Moreover, many of the people most exposed and vulnerable to environmental or pandemic disasters in this region and others have also been exposed to violent conflict, and rarely get an opportunity to represent themselves other than through the filter of the media. This conference will therefore also explore interrelationships between disaster, development, conflict and media related perspectives on peace and human security with an explicit aim of advancing research, policy and practice for each. Furthermore, the event takes place in the year following three further major policy orienting events, the outputs of which need to be considered within a conflict risk reduction, disaster and development framework. The conference follows the first year of the United Nations Sendai Framework for Disaster Risk Reduction 2015 – 2030, launch of Sustainable Development Goals and latest round of Climate Change Negotiations that took place late 2015.

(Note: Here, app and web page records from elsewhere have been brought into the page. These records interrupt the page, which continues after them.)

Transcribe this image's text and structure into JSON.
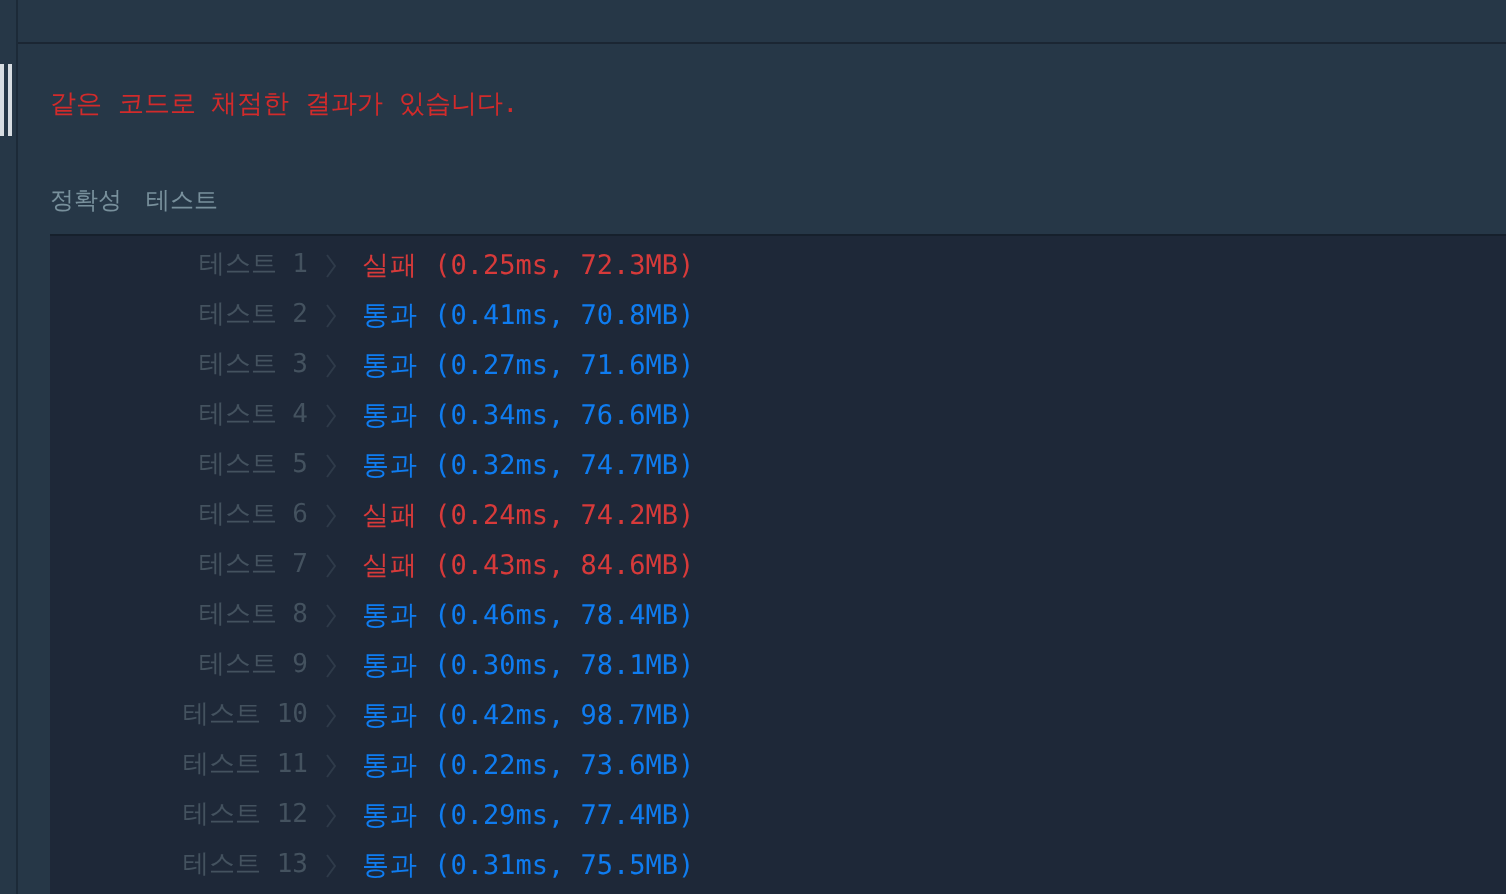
{
  "message": "같은 코드로 채점한 결과가 있습니다.",
  "section": {
    "title": "정확성",
    "subtitle": "테스트"
  },
  "rows": [
    {
      "label": "테스트 1",
      "passed": false,
      "result": "실패 (0.25ms, 72.3MB)"
    },
    {
      "label": "테스트 2",
      "passed": true,
      "result": "통과 (0.41ms, 70.8MB)"
    },
    {
      "label": "테스트 3",
      "passed": true,
      "result": "통과 (0.27ms, 71.6MB)"
    },
    {
      "label": "테스트 4",
      "passed": true,
      "result": "통과 (0.34ms, 76.6MB)"
    },
    {
      "label": "테스트 5",
      "passed": true,
      "result": "통과 (0.32ms, 74.7MB)"
    },
    {
      "label": "테스트 6",
      "passed": false,
      "result": "실패 (0.24ms, 74.2MB)"
    },
    {
      "label": "테스트 7",
      "passed": false,
      "result": "실패 (0.43ms, 84.6MB)"
    },
    {
      "label": "테스트 8",
      "passed": true,
      "result": "통과 (0.46ms, 78.4MB)"
    },
    {
      "label": "테스트 9",
      "passed": true,
      "result": "통과 (0.30ms, 78.1MB)"
    },
    {
      "label": "테스트 10",
      "passed": true,
      "result": "통과 (0.42ms, 98.7MB)"
    },
    {
      "label": "테스트 11",
      "passed": true,
      "result": "통과 (0.22ms, 73.6MB)"
    },
    {
      "label": "테스트 12",
      "passed": true,
      "result": "통과 (0.29ms, 77.4MB)"
    },
    {
      "label": "테스트 13",
      "passed": true,
      "result": "통과 (0.31ms, 75.5MB)"
    }
  ]
}
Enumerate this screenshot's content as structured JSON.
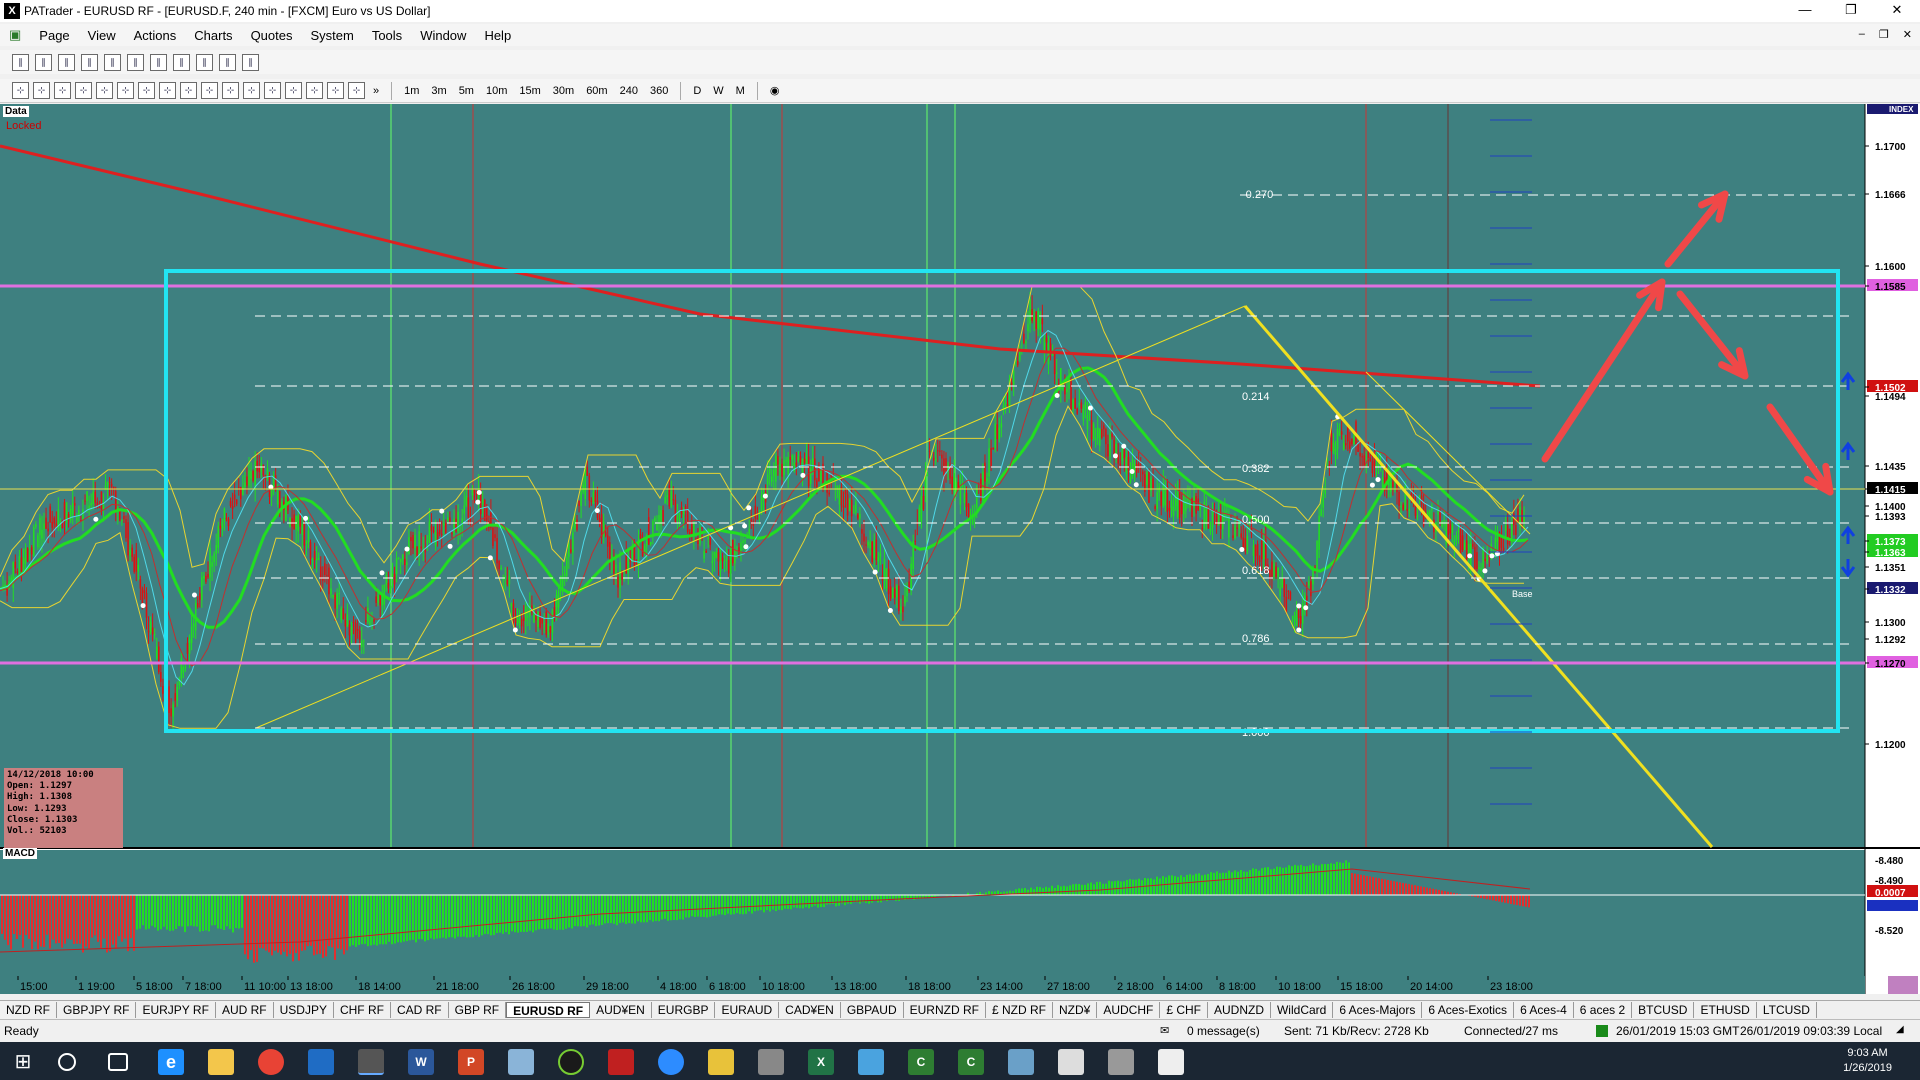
{
  "window": {
    "title": "PATrader - EURUSD RF - [EURUSD.F, 240 min - [FXCM] Euro vs US Dollar]",
    "app_icon": "X"
  },
  "menu": [
    "Page",
    "View",
    "Actions",
    "Charts",
    "Quotes",
    "System",
    "Tools",
    "Window",
    "Help"
  ],
  "timeframes": [
    "1m",
    "3m",
    "5m",
    "10m",
    "15m",
    "30m",
    "60m",
    "240",
    "360",
    "D",
    "W",
    "M"
  ],
  "chart": {
    "data_label": "Data",
    "locked_label": "Locked",
    "index_label": "INDEX",
    "price_axis": [
      "1.1700",
      "1.1666",
      "1.1600",
      "1.1585",
      "1.1502",
      "1.1494",
      "1.1435",
      "1.1415",
      "1.1400",
      "1.1393",
      "1.1373",
      "1.1363",
      "1.1351",
      "1.1332",
      "1.1300",
      "1.1292",
      "1.1270",
      "1.1200"
    ],
    "fib_levels": [
      "-0.270",
      "0.214",
      "0.382",
      "0.500",
      "0.618",
      "0.786",
      "1.000"
    ],
    "time_axis": [
      "15:00",
      "1 19:00",
      "5 18:00",
      "7 18:00",
      "11 10:00",
      "13 18:00",
      "18 14:00",
      "21 18:00",
      "26 18:00",
      "29 18:00",
      "4 18:00",
      "6 18:00",
      "10 18:00",
      "13 18:00",
      "18 18:00",
      "23 14:00",
      "27 18:00",
      "2 18:00",
      "6 14:00",
      "8 18:00",
      "10 18:00",
      "15 18:00",
      "20 14:00",
      "23 18:00"
    ],
    "macd_axis": [
      "-8.480",
      "-8.490",
      "0.0007",
      "-8.510",
      "-8.520"
    ],
    "macd_label": "MACD",
    "base_label": "Base",
    "info": {
      "date": "14/12/2018 10:00",
      "open": "Open: 1.1297",
      "high": "High: 1.1308",
      "low": "Low: 1.1293",
      "close": "Close: 1.1303",
      "vol": "Vol.: 52103"
    },
    "colors": {
      "background": "#3e8080",
      "candle_up": "#22dd22",
      "candle_down": "#dd1111",
      "box": "#22e4f2",
      "band": "#e070e0",
      "trend": "#f0e020",
      "ma_red": "#dd2020",
      "ma_green": "#22dd22"
    }
  },
  "tabs": [
    "NZD RF",
    "GBPJPY RF",
    "EURJPY RF",
    "AUD RF",
    "USDJPY",
    "CHF RF",
    "CAD RF",
    "GBP RF",
    "EURUSD RF",
    "AUD¥EN",
    "EURGBP",
    "EURAUD",
    "CAD¥EN",
    "GBPAUD",
    "EURNZD RF",
    "£ NZD RF",
    "NZD¥",
    "AUDCHF",
    "£ CHF",
    "AUDNZD",
    "WildCard",
    "6 Aces-Majors",
    "6 Aces-Exotics",
    "6 Aces-4",
    "6 aces 2",
    "BTCUSD",
    "ETHUSD",
    "LTCUSD"
  ],
  "active_tab": "EURUSD RF",
  "status": {
    "ready": "Ready",
    "messages": "0 message(s)",
    "sent": "Sent: 71 Kb/Recv: 2728 Kb",
    "connected": "Connected/27 ms",
    "time_gmt": "26/01/2019 15:03 GMT",
    "time_local": "26/01/2019 09:03:39 Local"
  },
  "taskbar": {
    "time": "9:03 AM",
    "date": "1/26/2019"
  }
}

Thomas Pogge (2005), who will address the conference, has called upon the affluent Global North not only to pay for the ‘harm’ their forefathers have inflicted on the Global South through the slave trade and colonialism, but to stop inflicting this harm in the present form of neo-colonialism. This point was underscored by former IPRA Secretary General Katsuya Kodama at the 2012 IPRA conference in Tsu city in Japan when he argued: “a worldwide system had come about which gave special advantages to the developed countries, in ways whereby many developing countries had much of their wealth unfairly exploited and were unable, regardless of how much time might pass, to become ‘developed countries’ or to extricate themselves from poverty.”

The venue of the next IPRA conference, Freetown, Sierra Leone, the second African country to ever host the IPRA conference since the organization was founded in 1964, is very appropriate for such a conference theme, not least because of its recent history of suffering from one of Africa’s most brutal civil wars (1991-2002). This was addressed by one of the more successful hybrid war crimes courts (the Special Court for Sierra Leone), and it was declared in May 2014 by UN Secretary General Ban Ki-moon to have moved from a post conflict country to one of development. The 26th IPRA General Conference together with the 10th Dealing with Disasters (DwD) Conference intends to help generate interest amongst peace researchers in the global South and North in the way that exploitation of mineral and forestry resources in Sierra Leone and other African, Latin American and Asian countries has caused extensive damage. This is both to the environment and people, not only threatening post-conflict reconstruction efforts but reinforcing structural problems such as poverty. The progress of scholarly activity and its influence through reflection within practice and policy can potentially contribute significantly to the diffusion of this time-bomb to avert future conflicts. During the conference arrangements will be made for peace researchers to visit some of the historic relics of the civil war in Freetown such as the Peace Museum and the Special Court set up by the UN to try those who committed crimes against humanity.

New and Final Deadline on Monday May 23 2016 (MIDNIGHT–European Time), which must be done through the online submission system .

For online submissions Please Click Here <>


Applying for a Grant? Please click here <>